DATA RECORDS:
_ _ _ _ _

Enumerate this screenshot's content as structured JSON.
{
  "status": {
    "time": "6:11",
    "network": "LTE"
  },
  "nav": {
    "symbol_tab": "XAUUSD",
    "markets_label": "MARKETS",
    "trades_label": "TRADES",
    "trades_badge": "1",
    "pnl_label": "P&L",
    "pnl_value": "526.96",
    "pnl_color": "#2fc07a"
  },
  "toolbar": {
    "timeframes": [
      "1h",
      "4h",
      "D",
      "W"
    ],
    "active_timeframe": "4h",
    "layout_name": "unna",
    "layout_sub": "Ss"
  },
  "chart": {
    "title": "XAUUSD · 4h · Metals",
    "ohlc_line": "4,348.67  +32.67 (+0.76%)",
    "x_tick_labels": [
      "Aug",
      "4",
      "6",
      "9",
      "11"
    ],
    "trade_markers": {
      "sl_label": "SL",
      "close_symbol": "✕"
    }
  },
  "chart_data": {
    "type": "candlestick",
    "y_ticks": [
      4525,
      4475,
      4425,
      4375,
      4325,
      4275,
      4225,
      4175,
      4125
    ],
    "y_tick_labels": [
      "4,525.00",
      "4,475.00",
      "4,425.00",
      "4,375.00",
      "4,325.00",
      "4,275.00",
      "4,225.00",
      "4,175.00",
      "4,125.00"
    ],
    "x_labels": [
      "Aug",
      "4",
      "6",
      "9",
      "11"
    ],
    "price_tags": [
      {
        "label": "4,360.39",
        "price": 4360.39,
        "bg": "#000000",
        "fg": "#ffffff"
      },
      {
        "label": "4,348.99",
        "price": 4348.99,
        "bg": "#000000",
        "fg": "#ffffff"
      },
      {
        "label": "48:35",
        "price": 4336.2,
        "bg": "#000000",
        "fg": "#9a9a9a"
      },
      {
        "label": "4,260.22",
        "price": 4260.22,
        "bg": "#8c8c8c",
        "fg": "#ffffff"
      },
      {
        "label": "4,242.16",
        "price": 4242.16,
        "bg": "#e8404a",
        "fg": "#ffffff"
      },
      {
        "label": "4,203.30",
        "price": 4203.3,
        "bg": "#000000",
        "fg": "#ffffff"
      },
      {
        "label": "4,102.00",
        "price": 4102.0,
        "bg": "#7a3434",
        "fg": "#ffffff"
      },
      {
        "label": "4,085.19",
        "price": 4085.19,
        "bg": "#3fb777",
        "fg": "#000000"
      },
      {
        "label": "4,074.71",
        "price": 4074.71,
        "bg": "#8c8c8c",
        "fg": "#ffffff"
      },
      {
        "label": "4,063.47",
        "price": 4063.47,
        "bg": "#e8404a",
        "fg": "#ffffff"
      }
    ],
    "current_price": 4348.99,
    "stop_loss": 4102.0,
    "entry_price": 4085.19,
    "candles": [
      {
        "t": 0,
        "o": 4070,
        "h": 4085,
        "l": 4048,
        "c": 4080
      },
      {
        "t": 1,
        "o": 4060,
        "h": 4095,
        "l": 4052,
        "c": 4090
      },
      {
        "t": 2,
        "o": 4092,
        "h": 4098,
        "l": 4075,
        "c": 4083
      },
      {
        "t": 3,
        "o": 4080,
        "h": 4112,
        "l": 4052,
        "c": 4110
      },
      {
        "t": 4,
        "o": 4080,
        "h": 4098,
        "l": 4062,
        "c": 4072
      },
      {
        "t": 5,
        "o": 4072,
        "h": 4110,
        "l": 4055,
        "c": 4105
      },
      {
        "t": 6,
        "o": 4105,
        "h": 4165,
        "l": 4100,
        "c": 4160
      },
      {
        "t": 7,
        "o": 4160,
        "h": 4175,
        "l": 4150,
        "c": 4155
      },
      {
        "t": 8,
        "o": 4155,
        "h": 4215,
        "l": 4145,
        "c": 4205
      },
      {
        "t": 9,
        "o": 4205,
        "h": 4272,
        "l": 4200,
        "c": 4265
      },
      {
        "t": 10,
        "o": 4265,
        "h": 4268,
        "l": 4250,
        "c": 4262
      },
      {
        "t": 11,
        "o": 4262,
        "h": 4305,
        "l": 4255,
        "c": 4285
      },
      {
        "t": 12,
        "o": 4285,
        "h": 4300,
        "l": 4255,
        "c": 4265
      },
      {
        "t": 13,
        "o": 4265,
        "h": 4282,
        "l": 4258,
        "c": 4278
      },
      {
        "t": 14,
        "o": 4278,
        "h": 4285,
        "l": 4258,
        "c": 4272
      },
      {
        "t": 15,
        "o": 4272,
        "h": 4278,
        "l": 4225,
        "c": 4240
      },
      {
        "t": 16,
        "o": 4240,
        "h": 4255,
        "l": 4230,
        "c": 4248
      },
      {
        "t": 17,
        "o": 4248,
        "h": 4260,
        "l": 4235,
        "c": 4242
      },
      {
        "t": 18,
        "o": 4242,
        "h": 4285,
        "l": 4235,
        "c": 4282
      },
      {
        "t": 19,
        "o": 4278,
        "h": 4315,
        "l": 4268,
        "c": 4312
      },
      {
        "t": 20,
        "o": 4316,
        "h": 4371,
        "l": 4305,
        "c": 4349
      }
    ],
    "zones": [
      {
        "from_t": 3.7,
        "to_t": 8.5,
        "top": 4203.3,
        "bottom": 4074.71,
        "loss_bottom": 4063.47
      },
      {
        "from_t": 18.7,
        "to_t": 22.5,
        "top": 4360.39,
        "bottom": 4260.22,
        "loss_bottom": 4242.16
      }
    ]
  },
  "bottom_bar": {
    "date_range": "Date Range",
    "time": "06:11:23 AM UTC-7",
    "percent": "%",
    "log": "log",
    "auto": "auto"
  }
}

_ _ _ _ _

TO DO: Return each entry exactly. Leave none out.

SOLUTION BELOW:
Enumerate this screenshot's content as structured JSON.
{
  "status": {
    "time": "6:11",
    "network": "LTE"
  },
  "nav": {
    "symbol_tab": "XAUUSD",
    "markets_label": "MARKETS",
    "trades_label": "TRADES",
    "trades_badge": "1",
    "pnl_label": "P&L",
    "pnl_value": "526.96",
    "pnl_color": "#2fc07a"
  },
  "toolbar": {
    "timeframes": [
      "1h",
      "4h",
      "D",
      "W"
    ],
    "active_timeframe": "4h",
    "layout_name": "unna",
    "layout_sub": "Ss"
  },
  "chart": {
    "title": "XAUUSD · 4h · Metals",
    "ohlc_line": "4,348.67  +32.67 (+0.76%)",
    "x_tick_labels": [
      "Aug",
      "4",
      "6",
      "9",
      "11"
    ],
    "trade_markers": {
      "sl_label": "SL",
      "close_symbol": "✕"
    }
  },
  "chart_data": {
    "type": "candlestick",
    "y_ticks": [
      4525,
      4475,
      4425,
      4375,
      4325,
      4275,
      4225,
      4175,
      4125
    ],
    "y_tick_labels": [
      "4,525.00",
      "4,475.00",
      "4,425.00",
      "4,375.00",
      "4,325.00",
      "4,275.00",
      "4,225.00",
      "4,175.00",
      "4,125.00"
    ],
    "x_labels": [
      "Aug",
      "4",
      "6",
      "9",
      "11"
    ],
    "price_tags": [
      {
        "label": "4,360.39",
        "price": 4360.39,
        "bg": "#000000",
        "fg": "#ffffff"
      },
      {
        "label": "4,348.99",
        "price": 4348.99,
        "bg": "#000000",
        "fg": "#ffffff"
      },
      {
        "label": "48:35",
        "price": 4336.2,
        "bg": "#000000",
        "fg": "#9a9a9a"
      },
      {
        "label": "4,260.22",
        "price": 4260.22,
        "bg": "#8c8c8c",
        "fg": "#ffffff"
      },
      {
        "label": "4,242.16",
        "price": 4242.16,
        "bg": "#e8404a",
        "fg": "#ffffff"
      },
      {
        "label": "4,203.30",
        "price": 4203.3,
        "bg": "#000000",
        "fg": "#ffffff"
      },
      {
        "label": "4,102.00",
        "price": 4102.0,
        "bg": "#7a3434",
        "fg": "#ffffff"
      },
      {
        "label": "4,085.19",
        "price": 4085.19,
        "bg": "#3fb777",
        "fg": "#000000"
      },
      {
        "label": "4,074.71",
        "price": 4074.71,
        "bg": "#8c8c8c",
        "fg": "#ffffff"
      },
      {
        "label": "4,063.47",
        "price": 4063.47,
        "bg": "#e8404a",
        "fg": "#ffffff"
      }
    ],
    "current_price": 4348.99,
    "stop_loss": 4102.0,
    "entry_price": 4085.19,
    "candles": [
      {
        "t": 0,
        "o": 4070,
        "h": 4085,
        "l": 4048,
        "c": 4080
      },
      {
        "t": 1,
        "o": 4060,
        "h": 4095,
        "l": 4052,
        "c": 4090
      },
      {
        "t": 2,
        "o": 4092,
        "h": 4098,
        "l": 4075,
        "c": 4083
      },
      {
        "t": 3,
        "o": 4080,
        "h": 4112,
        "l": 4052,
        "c": 4110
      },
      {
        "t": 4,
        "o": 4080,
        "h": 4098,
        "l": 4062,
        "c": 4072
      },
      {
        "t": 5,
        "o": 4072,
        "h": 4110,
        "l": 4055,
        "c": 4105
      },
      {
        "t": 6,
        "o": 4105,
        "h": 4165,
        "l": 4100,
        "c": 4160
      },
      {
        "t": 7,
        "o": 4160,
        "h": 4175,
        "l": 4150,
        "c": 4155
      },
      {
        "t": 8,
        "o": 4155,
        "h": 4215,
        "l": 4145,
        "c": 4205
      },
      {
        "t": 9,
        "o": 4205,
        "h": 4272,
        "l": 4200,
        "c": 4265
      },
      {
        "t": 10,
        "o": 4265,
        "h": 4268,
        "l": 4250,
        "c": 4262
      },
      {
        "t": 11,
        "o": 4262,
        "h": 4305,
        "l": 4255,
        "c": 4285
      },
      {
        "t": 12,
        "o": 4285,
        "h": 4300,
        "l": 4255,
        "c": 4265
      },
      {
        "t": 13,
        "o": 4265,
        "h": 4282,
        "l": 4258,
        "c": 4278
      },
      {
        "t": 14,
        "o": 4278,
        "h": 4285,
        "l": 4258,
        "c": 4272
      },
      {
        "t": 15,
        "o": 4272,
        "h": 4278,
        "l": 4225,
        "c": 4240
      },
      {
        "t": 16,
        "o": 4240,
        "h": 4255,
        "l": 4230,
        "c": 4248
      },
      {
        "t": 17,
        "o": 4248,
        "h": 4260,
        "l": 4235,
        "c": 4242
      },
      {
        "t": 18,
        "o": 4242,
        "h": 4285,
        "l": 4235,
        "c": 4282
      },
      {
        "t": 19,
        "o": 4278,
        "h": 4315,
        "l": 4268,
        "c": 4312
      },
      {
        "t": 20,
        "o": 4316,
        "h": 4371,
        "l": 4305,
        "c": 4349
      }
    ],
    "zones": [
      {
        "from_t": 3.7,
        "to_t": 8.5,
        "top": 4203.3,
        "bottom": 4074.71,
        "loss_bottom": 4063.47
      },
      {
        "from_t": 18.7,
        "to_t": 22.5,
        "top": 4360.39,
        "bottom": 4260.22,
        "loss_bottom": 4242.16
      }
    ]
  },
  "bottom_bar": {
    "date_range": "Date Range",
    "time": "06:11:23 AM UTC-7",
    "percent": "%",
    "log": "log",
    "auto": "auto"
  }
}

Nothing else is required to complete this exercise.